» TASK
In your copy, include every record exactly and no pictures.

[Start of section]

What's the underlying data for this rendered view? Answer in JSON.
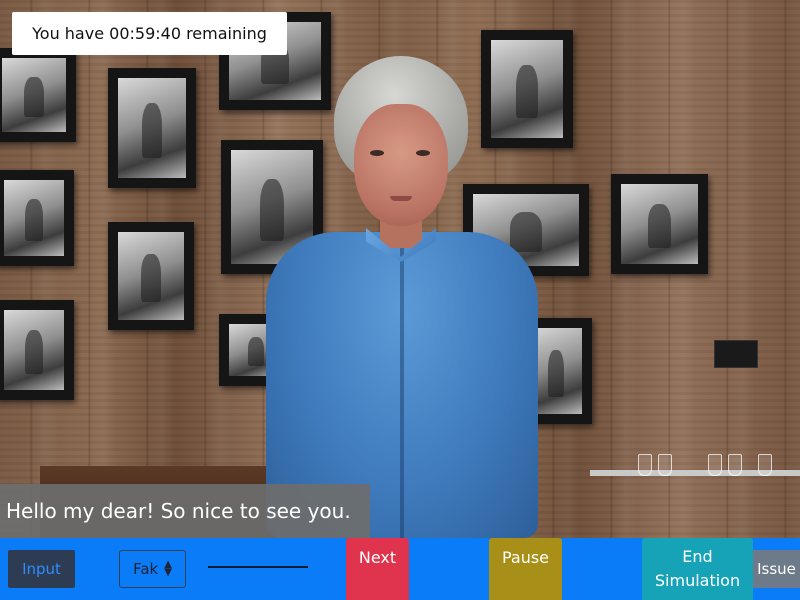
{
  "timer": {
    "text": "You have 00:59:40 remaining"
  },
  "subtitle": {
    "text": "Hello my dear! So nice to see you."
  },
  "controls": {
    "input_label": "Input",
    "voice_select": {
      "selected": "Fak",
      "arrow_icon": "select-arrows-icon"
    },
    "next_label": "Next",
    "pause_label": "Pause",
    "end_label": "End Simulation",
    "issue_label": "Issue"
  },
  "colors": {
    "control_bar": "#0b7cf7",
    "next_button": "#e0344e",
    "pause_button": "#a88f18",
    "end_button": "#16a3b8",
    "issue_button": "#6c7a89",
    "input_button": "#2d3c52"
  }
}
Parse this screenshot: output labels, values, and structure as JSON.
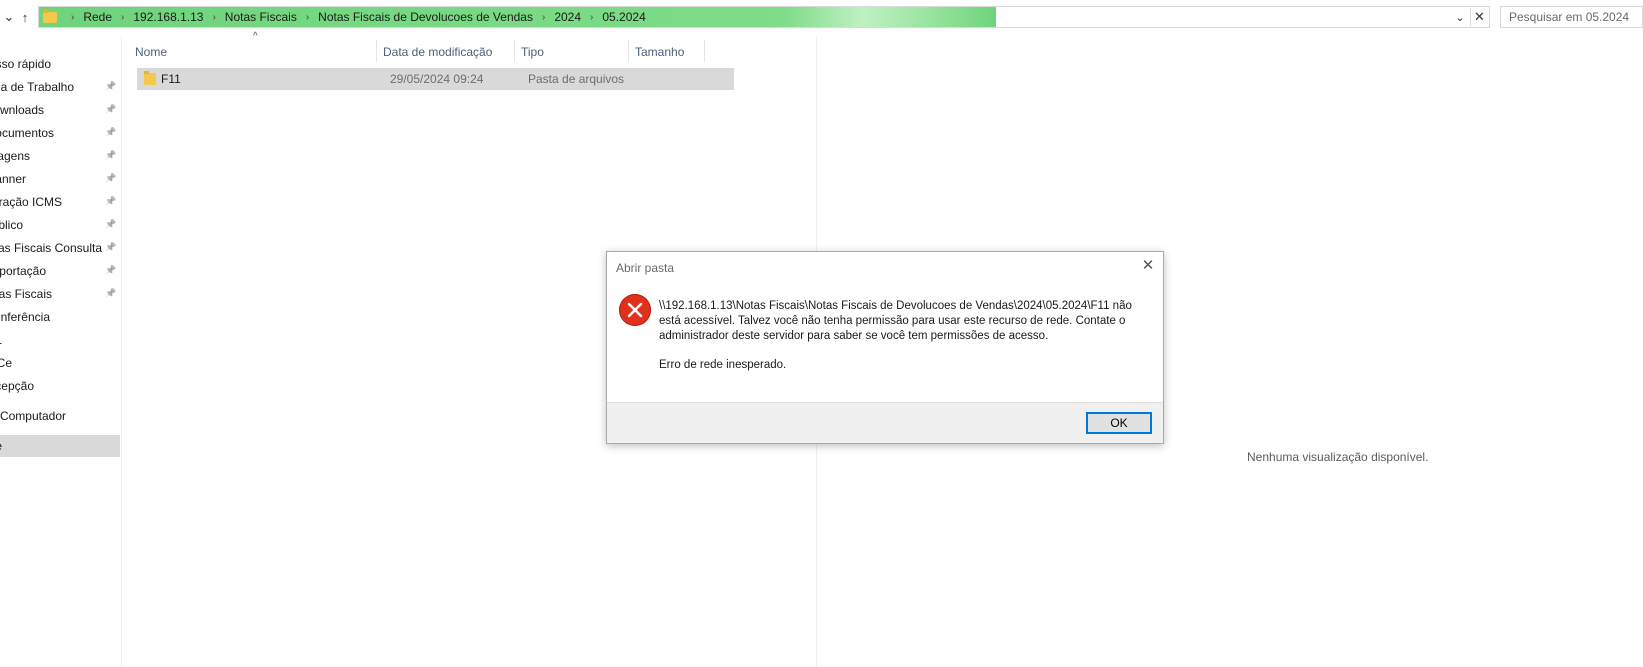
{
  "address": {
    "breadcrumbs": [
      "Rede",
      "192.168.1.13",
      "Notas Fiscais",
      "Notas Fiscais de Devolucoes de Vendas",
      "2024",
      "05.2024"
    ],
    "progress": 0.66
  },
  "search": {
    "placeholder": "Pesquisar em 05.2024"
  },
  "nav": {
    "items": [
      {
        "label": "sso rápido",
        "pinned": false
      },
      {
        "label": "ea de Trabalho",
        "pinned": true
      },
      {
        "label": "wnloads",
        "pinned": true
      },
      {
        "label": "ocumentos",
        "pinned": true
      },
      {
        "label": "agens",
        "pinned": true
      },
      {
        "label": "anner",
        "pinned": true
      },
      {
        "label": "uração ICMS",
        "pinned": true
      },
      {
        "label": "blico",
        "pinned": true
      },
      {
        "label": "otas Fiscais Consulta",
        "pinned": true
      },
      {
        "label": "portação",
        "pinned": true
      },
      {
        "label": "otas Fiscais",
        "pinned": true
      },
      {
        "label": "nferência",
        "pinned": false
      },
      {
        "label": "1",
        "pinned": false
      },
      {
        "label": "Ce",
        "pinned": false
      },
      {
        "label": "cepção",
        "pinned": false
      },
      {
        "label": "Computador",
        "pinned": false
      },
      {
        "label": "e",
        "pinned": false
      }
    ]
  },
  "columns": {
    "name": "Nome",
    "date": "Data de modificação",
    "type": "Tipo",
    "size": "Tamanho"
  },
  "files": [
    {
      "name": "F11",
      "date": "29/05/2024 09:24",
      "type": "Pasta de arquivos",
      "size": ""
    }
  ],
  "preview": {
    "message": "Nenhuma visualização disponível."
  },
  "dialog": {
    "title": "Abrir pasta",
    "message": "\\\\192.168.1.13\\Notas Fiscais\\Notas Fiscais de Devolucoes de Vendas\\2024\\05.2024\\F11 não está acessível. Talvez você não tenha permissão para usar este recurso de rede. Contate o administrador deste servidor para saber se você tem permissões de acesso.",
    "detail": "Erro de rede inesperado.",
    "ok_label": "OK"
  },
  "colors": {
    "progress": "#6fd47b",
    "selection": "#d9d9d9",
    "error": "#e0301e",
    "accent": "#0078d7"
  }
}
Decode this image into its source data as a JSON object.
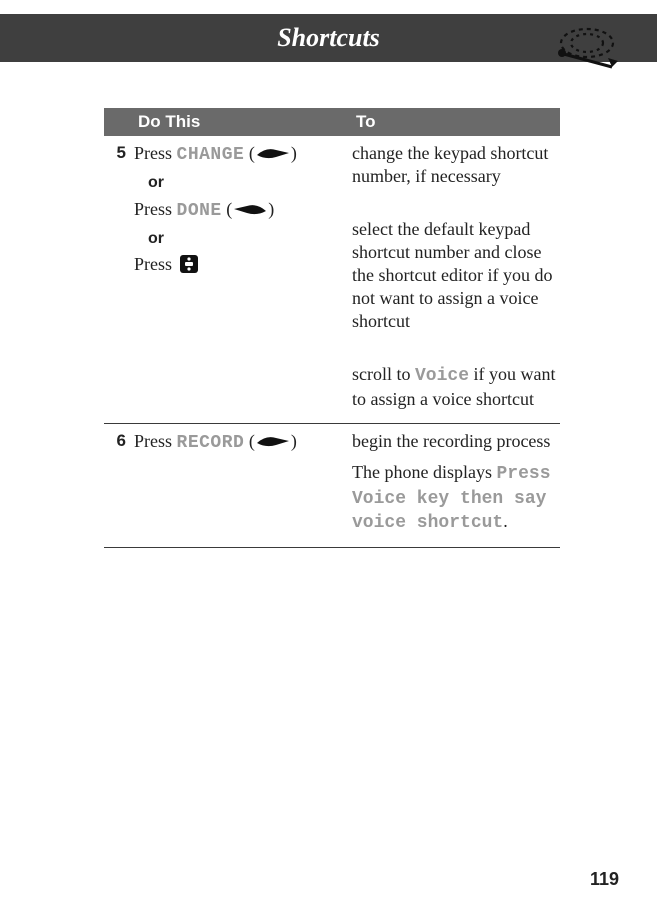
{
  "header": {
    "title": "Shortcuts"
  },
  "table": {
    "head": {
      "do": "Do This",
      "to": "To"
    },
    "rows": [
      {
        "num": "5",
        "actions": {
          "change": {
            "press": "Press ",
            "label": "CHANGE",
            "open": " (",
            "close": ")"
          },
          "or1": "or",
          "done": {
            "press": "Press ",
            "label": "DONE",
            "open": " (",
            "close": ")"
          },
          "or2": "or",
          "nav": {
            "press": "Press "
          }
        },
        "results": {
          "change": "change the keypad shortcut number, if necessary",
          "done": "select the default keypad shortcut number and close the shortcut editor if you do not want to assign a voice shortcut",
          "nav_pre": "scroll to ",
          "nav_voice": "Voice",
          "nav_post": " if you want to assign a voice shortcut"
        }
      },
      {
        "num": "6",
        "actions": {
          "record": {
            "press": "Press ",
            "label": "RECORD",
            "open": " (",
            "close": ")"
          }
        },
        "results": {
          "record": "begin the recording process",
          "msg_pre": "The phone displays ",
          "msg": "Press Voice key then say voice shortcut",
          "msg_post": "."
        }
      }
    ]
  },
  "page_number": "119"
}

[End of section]

» ANSWER BELOW
What's the underlying data for this rendered view? Answer in JSON.
{
  "timer": {
    "text": "You have 00:59:40 remaining"
  },
  "subtitle": {
    "text": "Hello my dear! So nice to see you."
  },
  "controls": {
    "input_label": "Input",
    "voice_select": {
      "selected": "Fak",
      "arrow_icon": "select-arrows-icon"
    },
    "next_label": "Next",
    "pause_label": "Pause",
    "end_label": "End Simulation",
    "issue_label": "Issue"
  },
  "colors": {
    "control_bar": "#0b7cf7",
    "next_button": "#e0344e",
    "pause_button": "#a88f18",
    "end_button": "#16a3b8",
    "issue_button": "#6c7a89",
    "input_button": "#2d3c52"
  }
}
Parse this screenshot: output labels, values, and structure as JSON.
{
  "address": {
    "breadcrumbs": [
      "Rede",
      "192.168.1.13",
      "Notas Fiscais",
      "Notas Fiscais de Devolucoes de Vendas",
      "2024",
      "05.2024"
    ],
    "progress": 0.66
  },
  "search": {
    "placeholder": "Pesquisar em 05.2024"
  },
  "nav": {
    "items": [
      {
        "label": "sso rápido",
        "pinned": false
      },
      {
        "label": "ea de Trabalho",
        "pinned": true
      },
      {
        "label": "wnloads",
        "pinned": true
      },
      {
        "label": "ocumentos",
        "pinned": true
      },
      {
        "label": "agens",
        "pinned": true
      },
      {
        "label": "anner",
        "pinned": true
      },
      {
        "label": "uração ICMS",
        "pinned": true
      },
      {
        "label": "blico",
        "pinned": true
      },
      {
        "label": "otas Fiscais Consulta",
        "pinned": true
      },
      {
        "label": "portação",
        "pinned": true
      },
      {
        "label": "otas Fiscais",
        "pinned": true
      },
      {
        "label": "nferência",
        "pinned": false
      },
      {
        "label": "1",
        "pinned": false
      },
      {
        "label": "Ce",
        "pinned": false
      },
      {
        "label": "cepção",
        "pinned": false
      },
      {
        "label": "Computador",
        "pinned": false
      },
      {
        "label": "e",
        "pinned": false
      }
    ]
  },
  "columns": {
    "name": "Nome",
    "date": "Data de modificação",
    "type": "Tipo",
    "size": "Tamanho"
  },
  "files": [
    {
      "name": "F11",
      "date": "29/05/2024 09:24",
      "type": "Pasta de arquivos",
      "size": ""
    }
  ],
  "preview": {
    "message": "Nenhuma visualização disponível."
  },
  "dialog": {
    "title": "Abrir pasta",
    "message": "\\\\192.168.1.13\\Notas Fiscais\\Notas Fiscais de Devolucoes de Vendas\\2024\\05.2024\\F11 não está acessível. Talvez você não tenha permissão para usar este recurso de rede. Contate o administrador deste servidor para saber se você tem permissões de acesso.",
    "detail": "Erro de rede inesperado.",
    "ok_label": "OK"
  },
  "colors": {
    "progress": "#6fd47b",
    "selection": "#d9d9d9",
    "error": "#e0301e",
    "accent": "#0078d7"
  }
}
Decode this image into its source data as a JSON object.
{
  "header": {
    "title": "Shortcuts"
  },
  "table": {
    "head": {
      "do": "Do This",
      "to": "To"
    },
    "rows": [
      {
        "num": "5",
        "actions": {
          "change": {
            "press": "Press ",
            "label": "CHANGE",
            "open": " (",
            "close": ")"
          },
          "or1": "or",
          "done": {
            "press": "Press ",
            "label": "DONE",
            "open": " (",
            "close": ")"
          },
          "or2": "or",
          "nav": {
            "press": "Press "
          }
        },
        "results": {
          "change": "change the keypad shortcut number, if necessary",
          "done": "select the default keypad shortcut number and close the shortcut editor if you do not want to assign a voice shortcut",
          "nav_pre": "scroll to ",
          "nav_voice": "Voice",
          "nav_post": " if you want to assign a voice shortcut"
        }
      },
      {
        "num": "6",
        "actions": {
          "record": {
            "press": "Press ",
            "label": "RECORD",
            "open": " (",
            "close": ")"
          }
        },
        "results": {
          "record": "begin the recording process",
          "msg_pre": "The phone displays ",
          "msg": "Press Voice key then say voice shortcut",
          "msg_post": "."
        }
      }
    ]
  },
  "page_number": "119"
}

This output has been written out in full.